The wearing of new clothes during Pongal is a symbol of Tamil Nadu’s rich textile heritage. Traditional garments like the ‘Pavadai-Davani’ for women and ‘Veshti’ for men add a touch of cultural authenticity to the festivities.
Music and Dance During Pongal
It is a great part of this festival, and people like it most as it brings a smile to their faces to welcome the upcoming spring. Pongal is a celebration of art and culture. Traditional music and dance performances, including ‘Kolattam’ and ‘Karagattam,’ captivate audiences, providing entertainment with a cultural twist.
Pongal and Agriculture
This festival is also important in terms of agriculture. The end of winter and the well-coming new spring to harvest on the farm are traditions of Pongal. Rooted in agriculture, Pongal pays homage to the hard work of farmers. The festival holds special significance for the agrarian community, acknowledging their vital role in sustaining the region’s economy.

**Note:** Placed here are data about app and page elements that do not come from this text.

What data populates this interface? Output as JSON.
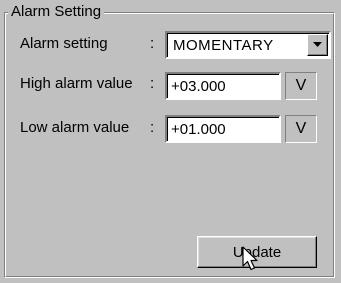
{
  "group": {
    "title": "Alarm Setting"
  },
  "rows": {
    "alarm_setting": {
      "label": "Alarm setting",
      "colon": ":",
      "value": "MOMENTARY"
    },
    "high_alarm": {
      "label": "High alarm value",
      "colon": ":",
      "value": "+03.000",
      "unit": "V"
    },
    "low_alarm": {
      "label": "Low alarm value",
      "colon": ":",
      "value": "+01.000",
      "unit": "V"
    }
  },
  "buttons": {
    "update": "Update"
  },
  "icons": {
    "dropdown": "chevron-down-icon",
    "cursor": "mouse-pointer-icon"
  }
}
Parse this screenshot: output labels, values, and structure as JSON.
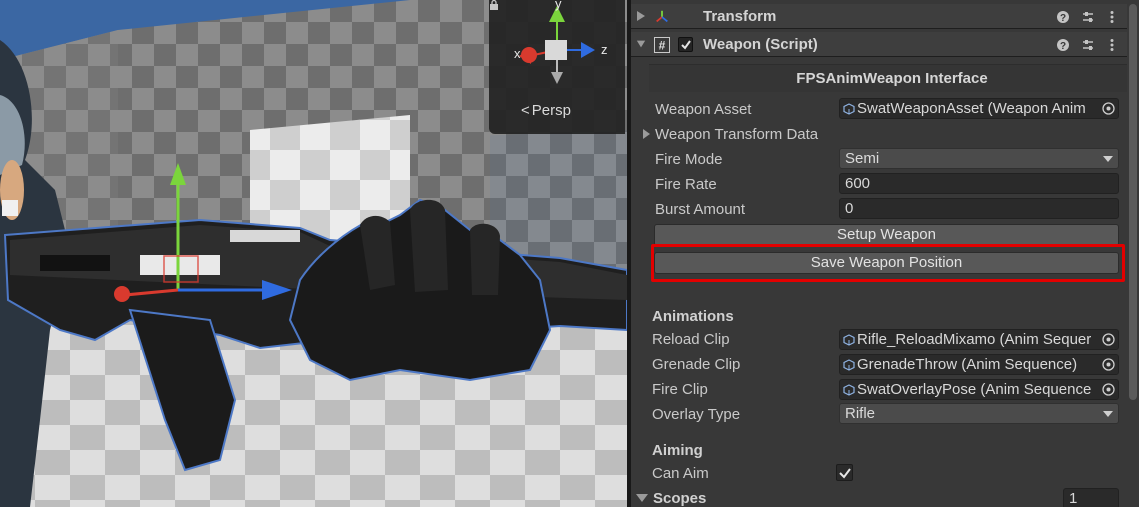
{
  "scene": {
    "persp_label": "Persp",
    "gizmo_axes": {
      "y": "y",
      "x": "x",
      "z": "z"
    },
    "colors": {
      "y_axis": "#7bd53c",
      "x_axis": "#d93a2e",
      "z_axis": "#2f6be0",
      "selection_outline": "#4d78c6"
    }
  },
  "inspector": {
    "transform_header": {
      "title": "Transform",
      "icon": "transform-axes-icon"
    },
    "weapon_header": {
      "title": "Weapon (Script)",
      "icon": "csharp-script-icon",
      "enabled": true
    },
    "interface_title": "FPSAnimWeapon Interface",
    "fields": {
      "weapon_asset": {
        "label": "Weapon Asset",
        "value": "SwatWeaponAsset (Weapon Anim"
      },
      "weapon_transform_data": {
        "label": "Weapon Transform Data"
      },
      "fire_mode": {
        "label": "Fire Mode",
        "value": "Semi"
      },
      "fire_rate": {
        "label": "Fire Rate",
        "value": "600"
      },
      "burst_amount": {
        "label": "Burst Amount",
        "value": "0"
      }
    },
    "buttons": {
      "setup_weapon": "Setup Weapon",
      "save_weapon_position": "Save Weapon Position"
    },
    "highlight_color": "#e30000",
    "animations": {
      "header": "Animations",
      "reload_clip": {
        "label": "Reload Clip",
        "value": "Rifle_ReloadMixamo (Anim Sequer"
      },
      "grenade_clip": {
        "label": "Grenade Clip",
        "value": "GrenadeThrow (Anim Sequence)"
      },
      "fire_clip": {
        "label": "Fire Clip",
        "value": "SwatOverlayPose (Anim Sequence"
      },
      "overlay_type": {
        "label": "Overlay Type",
        "value": "Rifle"
      }
    },
    "aiming": {
      "header": "Aiming",
      "can_aim": {
        "label": "Can Aim",
        "checked": true
      },
      "scopes": {
        "label": "Scopes",
        "count": "1"
      }
    }
  }
}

Pongal in Modern Times
While the essence of Pongal remains traditional, modern times have brought about changes in celebration styles. Urban areas embrace Pongal with a blend of tradition and contemporary flair.
Pongal in the Global Context

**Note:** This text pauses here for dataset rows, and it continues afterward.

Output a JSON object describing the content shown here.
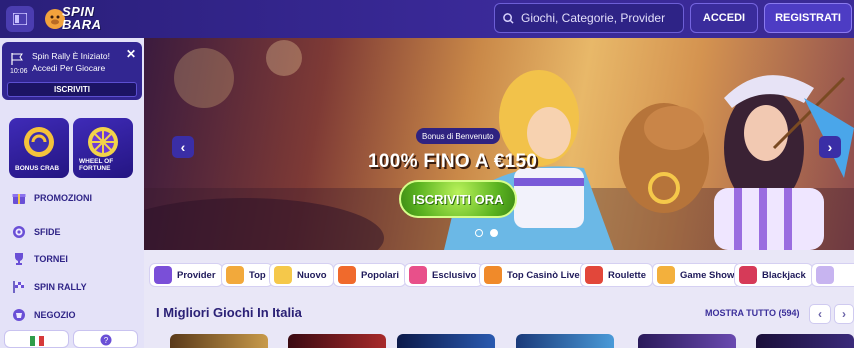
{
  "header": {
    "logo_text_line1": "SPIN",
    "logo_text_line2": "BARA",
    "search_placeholder": "Giochi, Categorie, Provider",
    "login_label": "ACCEDI",
    "register_label": "REGISTRATI"
  },
  "sidebar": {
    "notice": {
      "time": "10:06",
      "message": "Spin Rally È Iniziato! Accedi Per Giocare",
      "button_label": "ISCRIVITI"
    },
    "tiles": [
      {
        "label": "BONUS CRAB",
        "icon": "crab-coin-icon"
      },
      {
        "label": "WHEEL OF FORTUNE",
        "icon": "wheel-icon"
      }
    ],
    "nav": [
      {
        "label": "PROMOZIONI",
        "icon": "gift-icon"
      },
      {
        "label": "SFIDE",
        "icon": "target-icon"
      },
      {
        "label": "TORNEI",
        "icon": "trophy-icon"
      },
      {
        "label": "SPIN RALLY",
        "icon": "flag-icon"
      },
      {
        "label": "NEGOZIO",
        "icon": "shop-icon"
      }
    ]
  },
  "banner": {
    "tag": "Bonus di Benvenuto",
    "headline": "100% FINO A €150",
    "cta_label": "ISCRIVITI ORA",
    "slides_total": 3,
    "active_slide": 2
  },
  "categories": [
    {
      "label": "Provider",
      "icon": "provider-icon",
      "color": "#7a4fd8"
    },
    {
      "label": "Top",
      "icon": "crown-icon",
      "color": "#f2a93b"
    },
    {
      "label": "Nuovo",
      "icon": "sparkle-icon",
      "color": "#f5c84a"
    },
    {
      "label": "Popolari",
      "icon": "fire-icon",
      "color": "#f06a2c"
    },
    {
      "label": "Esclusivo",
      "icon": "diamond-icon",
      "color": "#e8508a"
    },
    {
      "label": "Top Casinò Live",
      "icon": "star-icon",
      "color": "#f08a2a"
    },
    {
      "label": "Roulette",
      "icon": "roulette-icon",
      "color": "#e2473a"
    },
    {
      "label": "Game Show",
      "icon": "microphone-icon",
      "color": "#f3b03c"
    },
    {
      "label": "Blackjack",
      "icon": "cards-icon",
      "color": "#d63a58"
    }
  ],
  "section": {
    "title": "I Migliori Giochi In Italia",
    "show_all": "MOSTRA TUTTO (594)"
  },
  "colors": {
    "header_bg": "#2a1f7a",
    "accent": "#4d3cc4",
    "cta_green": "#5bb320"
  }
}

Tamil communities around the world celebrate Pongal, turning it into a global festival. Cultural exchange and festivities across the borders, fostering a sense of unity among the Tamil diaspora. It is also a symbol of uniting Tamil communities all over the world.
Pongal: Beyond Borders
The influence of Pongal extends beyond its cultural roots, impacting other festivals globally. Its traditions and customs inspire cross-cultural celebrations, creating a shared cultural experience. It creates new customs and traditions for other cultures, and people from other cultures are inspired by Pogal.
Pongal and Tourism
Pongal attracts tourists keen on experiencing Tamil Nadu’s vibrant culture. From witnessing traditional performances to participating in local customs, the festival offers a unique and immersive travel experience. People from other communities were also attracted by this festival, which created a new tourism culture in the country.
Environmental Consciousness During Pongal
In recent times, there’s been a growing awareness of eco-friendly celebrations. From using organic materials in Kolams to minimizing waste during feasts, Pongal is adapting to modern environmental consciousness. The environment during the festival creates a new color for the communities, and people feel prosperous during this festival.
As we immerse ourselves in the joyous celebrations of Pongal 2024, let’s reflect on the festival’s significance. Beyond the rituals and customs, Pongal is a celebration of community, gratitude, and cultural heritage. May the spirit of Pongal fill your hearts with warmth and joy.